Among other things, managers are paid to make decisions. Ordinarily, an informed decision is better than an uninformed one. The difference, of course, is information. For this reason, the measurement and reporting phase of the management control process is a critical aspect of the design effort.1 In many respects, it is in this phase that managers’ needs and accountants’ skills merge. Managers must be able to communicate their information needs to the accounting staff. Otherwise, the accounting staff will not be able to design a measurement system that captures the appropriate information.
This note discuss one some important aspects of the measurement phase: (1) the importance of aligning responsibility with control, (2) flexible budgeting, and (3) variance analysis.
Aligning Responsibility with Control
Most costs in an organization are controllable by someone. As a consequence, the management control system must be designed so that different managers are held responsible for controlling different costs. Ideally, the system is designed so that each manager is held responsible only for those costs over which he or she exercises a reasonable degree of control.
In part, this alignment between responsibility and control is attained via the choice of responsibility centers.2 In addition, however, the management control system must attempt to assign only controllable costs (and sometimes revenues) to each responsibility center. This can be quite difficult, frequently requiring that the organization’s costs be measured in ways that differ from those used for other types of cost calculations.
In addition, if managers are to be asked to control costs, they must receive the information pertaining to their responsibility centers on reports that are both useful and timely. This may mean augmenting the cost-collection process, or it may simply mean that data already being collected for full cost or other purposes must be restructured for management control purposes. In all cases, the way information is presented on the reports sent to a responsibility center manager is an important aspect of the management control system.
In the context of measuring controllable costs, two techniques stand out as particularly relevant and important: flexible budgeting and variance analysis. Both techniques have been used extensively in many organizations, and can be quite useful to managers at all decision-making levels.
The concept of flexible budgeting is derived from the distinction between controllable and noncontrollable costs. In standard expense centers, individual department managers typically exert a great deal of control over both their department’s fixed costs and the variable costs per unit of activity, but almost no control over the total units of activity. As a result, they exercise little control over total variable costs. The management control solution to this problem is a budget that is adjusted for volume changes prior to measuring a manager’s performance. This adjusted budget is known as the flexible budget.
A flexible budget contrasts with a fixed budget, which is a budget with no variable expense component. A fixed budget typically is used in a discretionary expense center. In a discretionary expense center, the manager is held responsible for spending no more than the originally budgeted amount each month (or other reporting period). This is usually the case unless there are compelling reasons to change the budget, such as a labor strike, a fire in the plant, or some other similarly catastrophic event.

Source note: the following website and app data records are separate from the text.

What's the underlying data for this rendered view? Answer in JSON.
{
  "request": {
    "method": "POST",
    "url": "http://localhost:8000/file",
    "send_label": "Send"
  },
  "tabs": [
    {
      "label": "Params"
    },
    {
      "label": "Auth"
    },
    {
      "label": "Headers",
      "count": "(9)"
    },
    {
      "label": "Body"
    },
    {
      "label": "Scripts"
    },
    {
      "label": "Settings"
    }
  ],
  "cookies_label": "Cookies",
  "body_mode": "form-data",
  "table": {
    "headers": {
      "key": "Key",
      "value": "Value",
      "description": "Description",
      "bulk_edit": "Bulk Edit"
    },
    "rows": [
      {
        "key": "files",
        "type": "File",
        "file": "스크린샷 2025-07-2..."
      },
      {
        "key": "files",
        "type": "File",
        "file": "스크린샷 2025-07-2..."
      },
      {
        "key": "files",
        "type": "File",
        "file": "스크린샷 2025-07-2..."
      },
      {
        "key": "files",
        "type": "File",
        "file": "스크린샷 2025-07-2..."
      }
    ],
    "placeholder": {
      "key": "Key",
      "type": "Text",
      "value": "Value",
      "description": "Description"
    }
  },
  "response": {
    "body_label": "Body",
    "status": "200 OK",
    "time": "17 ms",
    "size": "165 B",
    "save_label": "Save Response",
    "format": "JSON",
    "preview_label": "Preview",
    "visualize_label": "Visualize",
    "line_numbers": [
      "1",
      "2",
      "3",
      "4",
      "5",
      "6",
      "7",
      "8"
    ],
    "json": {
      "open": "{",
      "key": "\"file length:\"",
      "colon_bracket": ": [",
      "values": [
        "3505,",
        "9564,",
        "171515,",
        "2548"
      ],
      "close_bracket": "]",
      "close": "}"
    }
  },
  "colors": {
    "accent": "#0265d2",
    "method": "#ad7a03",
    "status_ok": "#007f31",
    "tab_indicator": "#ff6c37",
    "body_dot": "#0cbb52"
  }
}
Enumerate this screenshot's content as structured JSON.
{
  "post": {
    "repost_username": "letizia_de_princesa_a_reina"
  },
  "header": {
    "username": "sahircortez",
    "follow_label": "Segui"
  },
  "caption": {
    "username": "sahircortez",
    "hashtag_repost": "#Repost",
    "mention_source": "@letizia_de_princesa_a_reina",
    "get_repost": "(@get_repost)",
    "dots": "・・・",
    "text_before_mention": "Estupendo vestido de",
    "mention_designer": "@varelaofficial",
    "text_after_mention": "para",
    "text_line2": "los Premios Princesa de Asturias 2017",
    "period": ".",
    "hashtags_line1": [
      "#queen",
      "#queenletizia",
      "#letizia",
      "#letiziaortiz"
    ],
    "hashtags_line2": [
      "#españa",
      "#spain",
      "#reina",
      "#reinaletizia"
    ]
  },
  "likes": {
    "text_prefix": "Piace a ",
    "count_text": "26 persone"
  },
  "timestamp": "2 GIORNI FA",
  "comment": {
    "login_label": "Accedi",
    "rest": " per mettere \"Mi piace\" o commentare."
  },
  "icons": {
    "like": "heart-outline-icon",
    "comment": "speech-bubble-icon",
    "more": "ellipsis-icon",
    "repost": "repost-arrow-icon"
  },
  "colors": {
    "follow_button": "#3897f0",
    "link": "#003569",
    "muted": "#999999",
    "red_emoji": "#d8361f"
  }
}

A flexible budget is developed by classifying a responsibility center’s expenses into their fixed and variable elements. Rather than being a fixed amount, a flexible budget, is expressed as a cost formula using agreed-upon fixed expenses and agreed-upon variable expenses per unit. An expected level of volume is specified to make sure the fixed expenses are within their relevant range. This gives rise to the original budget. The original budget is then “flexed” each month (or other reporting period) by applying the actual volume of activity to the cost formula . . .
1 For a discussion of the management control cycle, see Anthony, Robert N., and David W. Young, Management Control in Nonprofit Organizations, Burr Ridge, IL, Irwin-McGraw Hill, Inc., 7th edition, 2003.
2 For a discussion of responsibility center choices, see Anthony and Young, op. cit.